* _Task inputs_:
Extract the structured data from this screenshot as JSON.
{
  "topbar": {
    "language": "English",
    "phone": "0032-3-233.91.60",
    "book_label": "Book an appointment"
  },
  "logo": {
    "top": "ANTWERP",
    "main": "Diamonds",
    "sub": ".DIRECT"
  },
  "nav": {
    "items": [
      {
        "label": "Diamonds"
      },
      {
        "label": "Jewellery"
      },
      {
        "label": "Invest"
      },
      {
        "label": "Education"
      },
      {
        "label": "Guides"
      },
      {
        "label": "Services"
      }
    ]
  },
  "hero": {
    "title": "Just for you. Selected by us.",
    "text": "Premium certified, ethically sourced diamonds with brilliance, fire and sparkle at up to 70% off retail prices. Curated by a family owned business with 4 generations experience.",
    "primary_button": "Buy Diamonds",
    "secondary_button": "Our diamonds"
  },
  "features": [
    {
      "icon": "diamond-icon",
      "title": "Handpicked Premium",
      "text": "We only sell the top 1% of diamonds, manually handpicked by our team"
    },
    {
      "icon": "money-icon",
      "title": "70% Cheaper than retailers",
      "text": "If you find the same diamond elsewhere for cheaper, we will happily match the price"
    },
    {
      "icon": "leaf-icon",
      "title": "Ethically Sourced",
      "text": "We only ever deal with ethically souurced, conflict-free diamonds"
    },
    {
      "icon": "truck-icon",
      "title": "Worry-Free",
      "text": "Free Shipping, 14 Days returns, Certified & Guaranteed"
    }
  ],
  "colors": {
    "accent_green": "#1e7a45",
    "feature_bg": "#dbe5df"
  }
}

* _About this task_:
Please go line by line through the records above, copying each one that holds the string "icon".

* _Answer box_:
      "icon": "diamond-icon",
      "icon": "money-icon",
      "icon": "leaf-icon",
      "icon": "truck-icon",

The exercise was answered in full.